In the last few years there’s been an explosion of economic activity in Cincinnati and it seems like every headline is better than the last. GE is bringing 2,000 jobs. Hotels are opening right and left. There’s not enough housing to meet the demand of people wanting to move back into the city. Travel writers are touting us as a destination. There are more new high-quality restaurant choices than my husband and I have time to try. And the crowds on the streets at all times of the night and day confirm this new prosperity.
The only thing that seems to be missing is the money.
According to the conversations I hear at City Hall and quotes shared on Twitter from talk radio – which is apparently the preferred conversation vehicle of serious elected officials these days – there is none. We’re still squabbling over a couple of million that might have to come out of the general fund for the damn street car like it was our last dime. Which it apparently is. Because the other day I saw an editorial asking if it was more important to fund treatment for heroin addiction or bicycle infrastructure, as though responsible adults in a prosperous, successful city should have to choose.
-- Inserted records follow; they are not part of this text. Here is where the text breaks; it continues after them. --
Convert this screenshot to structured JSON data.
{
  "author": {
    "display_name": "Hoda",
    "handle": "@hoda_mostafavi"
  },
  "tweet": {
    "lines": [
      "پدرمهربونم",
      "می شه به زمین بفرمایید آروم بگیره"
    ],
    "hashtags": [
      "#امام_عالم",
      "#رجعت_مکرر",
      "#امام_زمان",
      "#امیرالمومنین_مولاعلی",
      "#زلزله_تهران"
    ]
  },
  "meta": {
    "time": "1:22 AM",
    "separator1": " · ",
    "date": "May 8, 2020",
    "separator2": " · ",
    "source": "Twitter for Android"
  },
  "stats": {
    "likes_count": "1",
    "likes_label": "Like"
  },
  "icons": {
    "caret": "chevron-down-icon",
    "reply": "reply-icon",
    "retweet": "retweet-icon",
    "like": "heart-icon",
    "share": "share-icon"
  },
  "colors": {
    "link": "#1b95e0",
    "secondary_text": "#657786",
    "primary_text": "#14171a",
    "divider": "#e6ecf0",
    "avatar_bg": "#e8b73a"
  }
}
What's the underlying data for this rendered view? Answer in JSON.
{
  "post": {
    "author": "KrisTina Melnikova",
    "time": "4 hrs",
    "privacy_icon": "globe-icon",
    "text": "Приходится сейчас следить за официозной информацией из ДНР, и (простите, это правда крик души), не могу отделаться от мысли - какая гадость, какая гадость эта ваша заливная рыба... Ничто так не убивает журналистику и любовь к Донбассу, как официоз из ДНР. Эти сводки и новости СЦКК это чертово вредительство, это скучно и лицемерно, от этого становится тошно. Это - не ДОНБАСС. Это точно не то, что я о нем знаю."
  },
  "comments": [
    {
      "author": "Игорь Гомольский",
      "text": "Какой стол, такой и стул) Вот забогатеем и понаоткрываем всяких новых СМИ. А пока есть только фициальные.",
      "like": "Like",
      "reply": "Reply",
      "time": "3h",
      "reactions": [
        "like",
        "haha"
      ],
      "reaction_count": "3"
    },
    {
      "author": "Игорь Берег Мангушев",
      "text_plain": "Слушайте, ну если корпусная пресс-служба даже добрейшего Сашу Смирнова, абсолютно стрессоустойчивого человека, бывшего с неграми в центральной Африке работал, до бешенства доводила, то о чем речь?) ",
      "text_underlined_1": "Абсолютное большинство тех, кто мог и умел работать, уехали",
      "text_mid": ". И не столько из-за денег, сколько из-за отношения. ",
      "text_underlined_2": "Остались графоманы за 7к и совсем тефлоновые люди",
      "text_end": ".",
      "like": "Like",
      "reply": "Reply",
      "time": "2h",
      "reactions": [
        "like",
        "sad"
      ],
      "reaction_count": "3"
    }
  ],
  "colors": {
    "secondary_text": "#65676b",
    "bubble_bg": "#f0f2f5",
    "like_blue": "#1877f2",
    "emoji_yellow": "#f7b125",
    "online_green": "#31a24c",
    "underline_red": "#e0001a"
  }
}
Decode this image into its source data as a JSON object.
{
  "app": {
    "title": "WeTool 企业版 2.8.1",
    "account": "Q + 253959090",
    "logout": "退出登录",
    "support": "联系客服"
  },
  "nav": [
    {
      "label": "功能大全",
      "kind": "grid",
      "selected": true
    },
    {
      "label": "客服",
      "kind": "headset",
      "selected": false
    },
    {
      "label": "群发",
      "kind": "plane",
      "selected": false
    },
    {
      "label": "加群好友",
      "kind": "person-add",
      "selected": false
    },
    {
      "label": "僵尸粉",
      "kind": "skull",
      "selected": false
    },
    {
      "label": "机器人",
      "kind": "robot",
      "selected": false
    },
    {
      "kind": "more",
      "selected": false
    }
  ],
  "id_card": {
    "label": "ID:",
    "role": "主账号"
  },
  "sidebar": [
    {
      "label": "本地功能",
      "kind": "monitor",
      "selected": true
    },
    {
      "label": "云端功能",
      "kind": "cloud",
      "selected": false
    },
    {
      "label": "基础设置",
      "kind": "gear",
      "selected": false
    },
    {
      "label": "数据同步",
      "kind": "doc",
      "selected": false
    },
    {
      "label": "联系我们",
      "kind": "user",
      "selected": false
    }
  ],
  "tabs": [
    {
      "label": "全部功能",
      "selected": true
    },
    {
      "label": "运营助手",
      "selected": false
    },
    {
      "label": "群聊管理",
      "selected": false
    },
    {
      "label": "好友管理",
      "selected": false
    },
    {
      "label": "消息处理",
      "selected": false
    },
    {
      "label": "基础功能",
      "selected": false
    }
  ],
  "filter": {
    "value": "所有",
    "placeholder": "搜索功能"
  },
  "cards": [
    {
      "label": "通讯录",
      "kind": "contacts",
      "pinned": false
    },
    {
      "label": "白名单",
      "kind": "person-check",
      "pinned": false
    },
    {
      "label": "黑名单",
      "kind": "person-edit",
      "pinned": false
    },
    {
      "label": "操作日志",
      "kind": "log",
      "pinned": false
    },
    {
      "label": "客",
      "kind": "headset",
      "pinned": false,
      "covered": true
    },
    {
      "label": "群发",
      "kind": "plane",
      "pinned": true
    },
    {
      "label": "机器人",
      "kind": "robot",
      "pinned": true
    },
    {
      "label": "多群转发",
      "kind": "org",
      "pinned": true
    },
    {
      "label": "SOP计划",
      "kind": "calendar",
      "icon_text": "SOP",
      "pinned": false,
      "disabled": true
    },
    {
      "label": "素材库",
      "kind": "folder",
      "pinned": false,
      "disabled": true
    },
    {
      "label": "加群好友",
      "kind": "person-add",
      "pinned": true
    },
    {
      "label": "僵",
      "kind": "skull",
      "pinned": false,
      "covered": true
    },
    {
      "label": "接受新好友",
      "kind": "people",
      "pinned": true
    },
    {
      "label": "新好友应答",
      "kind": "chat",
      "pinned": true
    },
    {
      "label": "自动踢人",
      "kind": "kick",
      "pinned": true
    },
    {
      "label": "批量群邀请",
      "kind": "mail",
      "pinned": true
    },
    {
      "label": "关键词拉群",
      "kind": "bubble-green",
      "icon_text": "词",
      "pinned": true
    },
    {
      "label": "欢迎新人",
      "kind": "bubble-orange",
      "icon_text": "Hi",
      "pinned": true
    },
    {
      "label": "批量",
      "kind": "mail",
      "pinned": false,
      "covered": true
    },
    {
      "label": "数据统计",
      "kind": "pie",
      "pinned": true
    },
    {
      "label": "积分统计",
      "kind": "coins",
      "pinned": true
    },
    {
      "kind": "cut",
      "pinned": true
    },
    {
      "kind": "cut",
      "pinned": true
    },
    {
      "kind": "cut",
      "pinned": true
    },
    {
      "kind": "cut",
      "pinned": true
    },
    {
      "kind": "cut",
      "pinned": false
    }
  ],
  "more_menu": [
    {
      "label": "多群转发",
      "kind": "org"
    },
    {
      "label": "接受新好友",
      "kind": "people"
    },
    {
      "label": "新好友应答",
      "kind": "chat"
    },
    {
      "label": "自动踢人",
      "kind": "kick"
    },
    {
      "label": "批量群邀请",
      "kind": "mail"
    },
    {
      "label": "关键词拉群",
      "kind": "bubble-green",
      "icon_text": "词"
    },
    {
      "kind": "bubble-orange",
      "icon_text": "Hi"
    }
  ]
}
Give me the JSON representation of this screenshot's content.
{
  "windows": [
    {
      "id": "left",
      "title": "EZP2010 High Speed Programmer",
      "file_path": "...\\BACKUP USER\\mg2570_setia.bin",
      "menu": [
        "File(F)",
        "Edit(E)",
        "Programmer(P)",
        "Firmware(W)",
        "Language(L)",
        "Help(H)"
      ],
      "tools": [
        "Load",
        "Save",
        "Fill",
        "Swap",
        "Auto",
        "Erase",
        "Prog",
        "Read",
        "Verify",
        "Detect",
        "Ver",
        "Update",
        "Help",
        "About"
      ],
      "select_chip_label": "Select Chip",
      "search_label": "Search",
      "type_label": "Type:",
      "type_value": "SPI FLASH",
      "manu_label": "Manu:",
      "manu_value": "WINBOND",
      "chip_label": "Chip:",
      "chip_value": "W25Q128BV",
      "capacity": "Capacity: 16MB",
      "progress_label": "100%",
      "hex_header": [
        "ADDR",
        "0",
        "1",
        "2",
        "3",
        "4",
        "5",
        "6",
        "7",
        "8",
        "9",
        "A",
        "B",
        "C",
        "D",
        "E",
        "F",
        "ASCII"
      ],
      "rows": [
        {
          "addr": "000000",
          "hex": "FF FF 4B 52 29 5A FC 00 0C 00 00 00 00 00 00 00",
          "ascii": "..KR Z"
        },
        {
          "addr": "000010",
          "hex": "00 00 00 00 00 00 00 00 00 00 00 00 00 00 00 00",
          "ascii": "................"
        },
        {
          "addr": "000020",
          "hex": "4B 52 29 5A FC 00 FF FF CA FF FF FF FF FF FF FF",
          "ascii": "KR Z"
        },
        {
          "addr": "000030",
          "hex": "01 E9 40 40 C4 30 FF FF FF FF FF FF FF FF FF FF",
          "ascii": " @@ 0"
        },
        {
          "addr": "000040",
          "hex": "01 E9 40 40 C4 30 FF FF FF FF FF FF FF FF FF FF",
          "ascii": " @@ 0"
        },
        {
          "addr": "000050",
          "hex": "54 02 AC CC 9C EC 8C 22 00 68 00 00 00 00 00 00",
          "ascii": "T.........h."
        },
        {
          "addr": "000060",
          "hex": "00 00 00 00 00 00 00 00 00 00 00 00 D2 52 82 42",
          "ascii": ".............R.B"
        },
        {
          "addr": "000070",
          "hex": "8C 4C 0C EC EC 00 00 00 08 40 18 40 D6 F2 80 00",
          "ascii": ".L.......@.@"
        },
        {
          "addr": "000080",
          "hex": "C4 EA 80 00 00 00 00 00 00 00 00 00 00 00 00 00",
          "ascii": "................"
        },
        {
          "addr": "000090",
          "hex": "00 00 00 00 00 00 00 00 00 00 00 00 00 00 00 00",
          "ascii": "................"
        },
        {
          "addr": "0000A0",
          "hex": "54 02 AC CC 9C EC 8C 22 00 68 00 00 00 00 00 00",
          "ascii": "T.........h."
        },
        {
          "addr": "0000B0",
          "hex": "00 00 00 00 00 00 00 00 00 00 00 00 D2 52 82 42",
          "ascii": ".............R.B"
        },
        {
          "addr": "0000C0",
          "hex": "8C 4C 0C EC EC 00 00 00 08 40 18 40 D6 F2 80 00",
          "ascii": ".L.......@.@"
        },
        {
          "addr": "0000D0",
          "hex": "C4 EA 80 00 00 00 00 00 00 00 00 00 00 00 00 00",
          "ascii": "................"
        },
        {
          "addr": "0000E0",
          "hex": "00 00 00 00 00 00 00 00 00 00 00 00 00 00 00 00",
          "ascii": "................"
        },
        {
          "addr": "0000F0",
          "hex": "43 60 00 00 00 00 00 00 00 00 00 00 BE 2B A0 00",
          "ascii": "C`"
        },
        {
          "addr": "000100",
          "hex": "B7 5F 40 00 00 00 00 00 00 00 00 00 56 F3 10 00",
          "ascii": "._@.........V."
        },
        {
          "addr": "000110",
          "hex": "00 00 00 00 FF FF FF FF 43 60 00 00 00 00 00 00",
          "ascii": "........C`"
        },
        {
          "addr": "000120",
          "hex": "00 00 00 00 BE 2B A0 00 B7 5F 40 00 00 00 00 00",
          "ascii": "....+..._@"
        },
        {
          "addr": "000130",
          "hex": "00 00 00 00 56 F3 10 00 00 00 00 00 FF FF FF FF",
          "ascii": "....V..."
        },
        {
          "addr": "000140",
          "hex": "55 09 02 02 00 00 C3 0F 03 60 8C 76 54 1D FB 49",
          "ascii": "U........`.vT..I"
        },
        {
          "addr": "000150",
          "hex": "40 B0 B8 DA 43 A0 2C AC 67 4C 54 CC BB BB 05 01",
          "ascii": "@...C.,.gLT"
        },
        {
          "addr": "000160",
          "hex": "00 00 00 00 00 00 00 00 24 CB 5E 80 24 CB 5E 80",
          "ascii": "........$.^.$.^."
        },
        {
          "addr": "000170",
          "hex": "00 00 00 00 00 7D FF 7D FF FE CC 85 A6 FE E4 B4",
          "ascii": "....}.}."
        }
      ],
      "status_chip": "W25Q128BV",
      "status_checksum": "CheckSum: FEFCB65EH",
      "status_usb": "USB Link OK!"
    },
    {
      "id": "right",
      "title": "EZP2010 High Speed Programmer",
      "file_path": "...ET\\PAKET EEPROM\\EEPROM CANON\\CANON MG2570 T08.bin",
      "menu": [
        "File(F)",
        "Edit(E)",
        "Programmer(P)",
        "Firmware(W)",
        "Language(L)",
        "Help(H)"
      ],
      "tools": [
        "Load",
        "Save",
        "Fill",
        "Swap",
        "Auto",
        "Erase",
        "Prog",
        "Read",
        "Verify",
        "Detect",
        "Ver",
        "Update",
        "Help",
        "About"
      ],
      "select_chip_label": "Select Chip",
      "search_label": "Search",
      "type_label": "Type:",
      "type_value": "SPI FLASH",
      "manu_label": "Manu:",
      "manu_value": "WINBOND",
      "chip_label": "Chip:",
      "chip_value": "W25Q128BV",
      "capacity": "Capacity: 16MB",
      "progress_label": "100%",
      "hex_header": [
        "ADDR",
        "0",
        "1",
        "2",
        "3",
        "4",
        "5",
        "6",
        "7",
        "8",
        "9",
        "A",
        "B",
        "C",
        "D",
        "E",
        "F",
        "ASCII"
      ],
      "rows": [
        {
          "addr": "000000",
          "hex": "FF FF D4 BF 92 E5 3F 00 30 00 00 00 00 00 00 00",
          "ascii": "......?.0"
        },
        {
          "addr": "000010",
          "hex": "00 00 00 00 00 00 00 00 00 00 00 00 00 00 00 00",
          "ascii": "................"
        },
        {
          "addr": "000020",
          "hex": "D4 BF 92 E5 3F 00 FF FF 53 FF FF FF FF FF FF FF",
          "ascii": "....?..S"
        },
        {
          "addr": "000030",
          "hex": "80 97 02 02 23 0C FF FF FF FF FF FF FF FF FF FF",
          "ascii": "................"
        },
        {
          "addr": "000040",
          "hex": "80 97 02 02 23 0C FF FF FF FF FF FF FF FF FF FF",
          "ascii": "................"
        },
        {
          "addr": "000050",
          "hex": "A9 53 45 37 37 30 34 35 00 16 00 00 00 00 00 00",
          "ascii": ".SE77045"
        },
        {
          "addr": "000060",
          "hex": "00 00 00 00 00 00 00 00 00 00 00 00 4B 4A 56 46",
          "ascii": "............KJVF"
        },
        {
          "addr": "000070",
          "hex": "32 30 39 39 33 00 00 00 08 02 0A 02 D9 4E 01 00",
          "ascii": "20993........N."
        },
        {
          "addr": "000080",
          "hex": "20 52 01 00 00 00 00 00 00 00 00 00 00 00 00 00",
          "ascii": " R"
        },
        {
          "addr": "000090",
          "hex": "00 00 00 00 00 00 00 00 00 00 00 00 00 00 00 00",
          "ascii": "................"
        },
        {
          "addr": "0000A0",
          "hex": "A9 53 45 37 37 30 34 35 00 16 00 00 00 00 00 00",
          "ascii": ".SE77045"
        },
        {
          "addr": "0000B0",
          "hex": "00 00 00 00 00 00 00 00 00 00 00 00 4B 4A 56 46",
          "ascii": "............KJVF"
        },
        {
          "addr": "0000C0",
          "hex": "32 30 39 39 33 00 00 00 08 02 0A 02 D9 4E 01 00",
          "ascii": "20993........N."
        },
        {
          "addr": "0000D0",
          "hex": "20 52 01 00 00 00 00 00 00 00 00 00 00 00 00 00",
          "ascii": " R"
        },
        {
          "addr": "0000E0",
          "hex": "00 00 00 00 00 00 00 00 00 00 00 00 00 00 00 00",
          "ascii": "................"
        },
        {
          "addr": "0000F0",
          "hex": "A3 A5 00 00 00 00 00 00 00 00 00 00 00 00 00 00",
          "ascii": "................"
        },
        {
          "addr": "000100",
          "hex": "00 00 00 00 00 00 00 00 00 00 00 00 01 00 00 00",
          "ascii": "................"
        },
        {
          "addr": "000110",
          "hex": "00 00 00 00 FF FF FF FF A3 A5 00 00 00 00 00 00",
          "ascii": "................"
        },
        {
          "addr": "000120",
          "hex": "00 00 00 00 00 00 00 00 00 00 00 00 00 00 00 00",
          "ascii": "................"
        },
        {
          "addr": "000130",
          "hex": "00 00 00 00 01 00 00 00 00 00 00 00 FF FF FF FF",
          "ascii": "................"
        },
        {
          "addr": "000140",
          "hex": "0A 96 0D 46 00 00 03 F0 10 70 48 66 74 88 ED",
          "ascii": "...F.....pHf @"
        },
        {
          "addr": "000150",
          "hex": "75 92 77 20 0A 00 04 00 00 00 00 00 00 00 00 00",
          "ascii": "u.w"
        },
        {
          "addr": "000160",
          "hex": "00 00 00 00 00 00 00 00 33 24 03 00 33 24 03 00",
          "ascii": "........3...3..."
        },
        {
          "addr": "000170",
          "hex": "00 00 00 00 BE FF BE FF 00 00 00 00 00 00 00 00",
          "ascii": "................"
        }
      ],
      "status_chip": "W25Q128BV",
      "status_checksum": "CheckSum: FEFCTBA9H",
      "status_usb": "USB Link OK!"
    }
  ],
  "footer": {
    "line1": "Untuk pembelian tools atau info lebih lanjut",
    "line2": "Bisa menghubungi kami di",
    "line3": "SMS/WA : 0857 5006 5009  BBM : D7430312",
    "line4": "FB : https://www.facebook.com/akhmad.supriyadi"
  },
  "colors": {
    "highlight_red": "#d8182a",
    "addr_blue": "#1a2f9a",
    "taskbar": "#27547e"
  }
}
We can’t afford our trash collection, enough cops or to fill our pot holes and neighborhoods have to arm-wrestle each other for financial support.
It’s the contradiction between this hopeless message from our political leadership and what I observe with my own eyes that has made me grab onto this property tax issue like a rabid dog.
Where the hell is the money? The increased revenue that should be coming from more sales tax and more income tax from all the new construction jobs.
7 days a week I call government agencies, write blog posts, visit Council Members, make requests for public documents, study charts and contracts and websites – scouting out clues as to where the money is going.
Not that it’s particularly appreciated.
“I assure you there are plenty of people who understand how this works,” the head of one agency snapped when I stated that I had been unable to find anybody in the city other than the real estate developers who understands the complicated funding mechanisms that are fueling our growth. While everybody makes lip service to more public engagement in the political process, the truth is city and agency employees already have more work on their desks than they can handle and they don’t need me adding to their to-do list.
This poor-mouthing is not all empty political rhetoric either. Our municipalities are taking in less money from the state, the percentage property taxes contributes to the city’s bottom line has declined from 14% to 7%, the county is hurting and every city department has come to assume additional budget cuts on an annual basis.
I’ve lived in this city for 58 years and let me assure you, in terms of economic growth, this is as good as it gets. If we can’t figure out our money now, we’re doing something very wrong. And to reduce our problems to the street car operating budget is either disingenuous or economically illiterate.